Guillen: Yes. There is no doubt in my mind that he has that much talent.
MLB.com: And Jose Reyes. You've talked about him being so energetic and such a special guy. What is it about him?
Guillen: I think the best thing that happened to Hanley is Reyes. Reyes is the light of this ballclub. He turns the lights on. He's the inspiration. He is the igniter on the field, off the field. This kid shows up every day with so much enthusiasm. He's very happy. He plays the game right and practices the game right. He's a special person. You're not going to find that guy everywhere.
MLB.com: Why do you think that is?
Guillen: He loves baseball. He loves baseball and he is making money doing what he loves. That's easy to do.
MLB.com: Ozzie, how much talent is in this camp?
Guillen: A lot to win the division. Put it that way. I don't know if we will win it. We'll see how it all works. We're going to play in a good division. We're going to play against very talented clubs. But I think with the ballclub we have, we should compete.

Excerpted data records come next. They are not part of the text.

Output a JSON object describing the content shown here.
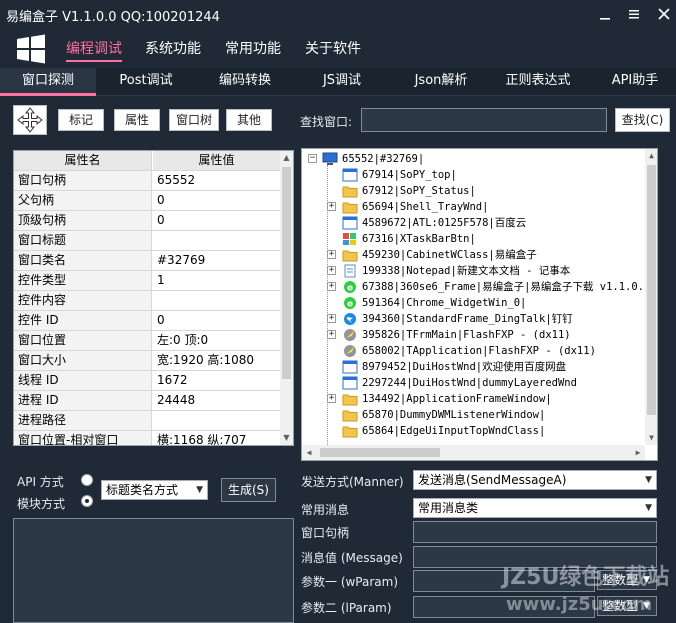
{
  "window": {
    "title": "易编盒子 V1.1.0.0 QQ:100201244",
    "controls": [
      "minimize-icon",
      "menu-icon",
      "close-icon"
    ]
  },
  "top_menu": [
    {
      "label": "编程调试",
      "active": true
    },
    {
      "label": "系统功能",
      "active": false
    },
    {
      "label": "常用功能",
      "active": false
    },
    {
      "label": "关于软件",
      "active": false
    }
  ],
  "sub_tabs": [
    {
      "label": "窗口探测",
      "active": true
    },
    {
      "label": "Post调试"
    },
    {
      "label": "编码转换"
    },
    {
      "label": "JS调试"
    },
    {
      "label": "Json解析"
    },
    {
      "label": "正则表达式"
    },
    {
      "label": "API助手"
    }
  ],
  "toolbar": {
    "crosshair_icon": "crosshair-move-icon",
    "buttons": [
      "标记",
      "属性",
      "窗口树",
      "其他"
    ],
    "find_label": "查找窗口:",
    "find_value": "",
    "find_button": "查找(C)"
  },
  "props": {
    "header": {
      "key": "属性名",
      "value": "属性值"
    },
    "rows": [
      {
        "key": "窗口句柄",
        "value": "65552"
      },
      {
        "key": "父句柄",
        "value": "0"
      },
      {
        "key": "顶级句柄",
        "value": "0"
      },
      {
        "key": "窗口标题",
        "value": ""
      },
      {
        "key": "窗口类名",
        "value": "#32769"
      },
      {
        "key": "控件类型",
        "value": "1"
      },
      {
        "key": "控件内容",
        "value": ""
      },
      {
        "key": "控件 ID",
        "value": "0"
      },
      {
        "key": "窗口位置",
        "value": "左:0 顶:0"
      },
      {
        "key": "窗口大小",
        "value": "宽:1920 高:1080"
      },
      {
        "key": "线程 ID",
        "value": "1672"
      },
      {
        "key": "进程 ID",
        "value": "24448"
      },
      {
        "key": "进程路径",
        "value": ""
      },
      {
        "key": "窗口位置-相对窗口",
        "value": "横:1168 纵:707"
      }
    ]
  },
  "tree": {
    "root": "65552|#32769|",
    "items": [
      {
        "text": "67914|SoPY_top|",
        "expandable": false,
        "icon": "window"
      },
      {
        "text": "67912|SoPY_Status|",
        "expandable": false,
        "icon": "folder"
      },
      {
        "text": "65694|Shell_TrayWnd|",
        "expandable": true,
        "icon": "folder"
      },
      {
        "text": "4589672|ATL:0125F578|百度云",
        "expandable": false,
        "icon": "window"
      },
      {
        "text": "67316|XTaskBarBtn|",
        "expandable": false,
        "icon": "app"
      },
      {
        "text": "459230|CabinetWClass|易编盒子",
        "expandable": true,
        "icon": "folder"
      },
      {
        "text": "199338|Notepad|新建文本文档 - 记事本",
        "expandable": true,
        "icon": "notepad"
      },
      {
        "text": "67388|360se6_Frame|易编盒子|易编盒子下载 v1.1.0.",
        "expandable": true,
        "icon": "browser"
      },
      {
        "text": "591364|Chrome_WidgetWin_0|",
        "expandable": false,
        "icon": "browser"
      },
      {
        "text": "394360|StandardFrame_DingTalk|钉钉",
        "expandable": true,
        "icon": "dingtalk"
      },
      {
        "text": "395826|TFrmMain|FlashFXP - (dx11)",
        "expandable": true,
        "icon": "flashfxp"
      },
      {
        "text": "658002|TApplication|FlashFXP - (dx11)",
        "expandable": false,
        "icon": "flashfxp"
      },
      {
        "text": "8979452|DuiHostWnd|欢迎使用百度网盘",
        "expandable": false,
        "icon": "window"
      },
      {
        "text": "2297244|DuiHostWnd|dummyLayeredWnd",
        "expandable": false,
        "icon": "window"
      },
      {
        "text": "134492|ApplicationFrameWindow|",
        "expandable": true,
        "icon": "folder"
      },
      {
        "text": "65870|DummyDWMListenerWindow|",
        "expandable": false,
        "icon": "folder"
      },
      {
        "text": "65864|EdgeUiInputTopWndClass|",
        "expandable": false,
        "icon": "folder"
      }
    ]
  },
  "api_panel": {
    "api_label": "API 方式",
    "module_label": "模块方式",
    "api_selected": false,
    "module_selected": true,
    "method_select": "标题类名方式",
    "generate_button": "生成(S)"
  },
  "send_panel": {
    "send_mode_label": "发送方式(Manner)",
    "send_mode_value": "发送消息(SendMessageA)",
    "common_msg_label": "常用消息",
    "common_msg_value": "常用消息类",
    "hwnd_label": "窗口句柄",
    "msg_value_label": "消息值 (Message)",
    "param1_label": "参数一 (wParam)",
    "param2_label": "参数二 (lParam)",
    "param1_type": "整数型",
    "param2_type": "整数型"
  },
  "watermark": {
    "line1": "JZ5U绿色下载站",
    "line2": "www.jz5u.com"
  },
  "colors": {
    "bg": "#1f2a36",
    "accent": "#ff6fa1",
    "tab_bar": "#1a232e"
  }
}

MLB.com: You saw this team in 2002 and 2003. You obviously won the World Series in 2003, but there were small crowds playing in a stadium built first for football. You are now back here, the team is playing in a beautiful new building, the payroll has risen. TV shows like on the Showtime network are following you. What do you think about everything surrounding this club?
Guillen: I'm happy with where I am. It was meant to be. I think we're in a position to do something very nice for this city of Miami. It's a very underrated city in baseball. They've won two World Series championships, and nobody even talks about them. Nobody even cared about what they did. It's a shame. Now we're going to have a new ballpark. We're a new name. I hope we play well, and win another one, and put ourselves back on top in this game.
MLB.com: How much of a source of pride would it be to help make Miami baseball big?
Guillen: I think right now, we will be. Everybody is into it. It's our job to keep it there. If we play the game right, we're going to keep the fans happy, and feel proud, and be proud to be a Marlins fan.
MLB.com: Are you going to be a manager for a long time?
Guillen: If you asked me two years ago, I would have said no. If you asked me last year, I might have said no. It's like every other job. Sometimes you wake up in the morning, and you say, 'Wow, look at how beautiful this thing is. How lucky I am.' I want to be like Bobby Cox and Jack McKeon, Joe Torre and Tony La Russa, and say, 'Yes, I want to see myself there.' But sometimes I wake up, saying, 'Just win another one and see what happens.' I love baseball. I have a lot of passion for this game. I owe this game a lot. I just take one day at a time, and see how I feel.
MLB.com: What is more fun, being a player or manager?
Guillen: No doubt, being a player. Players have to worry about winning games, and how you contribute to win games and worry about yourself. Manager, you have to worry about a lot of things -- fans, owners, GMs, media, family, players, players' families, airplanes. I love this job. If you don't love this job, and you don't love managing or you don't love baseball, it would be tough to work in it. This job has more problems than satisfactions. The only satisfactions you have at the end of the day is when your team is shaking hands after [a win]. That's the only satisfaction, and when players have success. Besides that, it's not an easy job. It's very stressful. Very painful.
MLB.com: I've seen you interact with players, the fans, the people who sing the Star-Spangled Banner. You clearly have fun when you are on the field. Do the players have as much as they should on the field?
Guillen: I'd say 90 percent of the players don't have fun playing baseball. I guarantee you. Because most of the players look at this as a job. Of course it's our job. But in the meantime, I can walk away from this game saying I had more fun wearing this uniform. I never regretted not playing no more. Because of every day of my life I try to have fun.
That's why they call this "a game." This is a game, we get paid good money. The closer you get to the fans, the closer you get to the fans, I think fans need that.
I don't think the fans should have to feel separated from the players. I grew up in the old school baseball where everybody knew you by your number and not your name. Playing this game is a fun thing to do.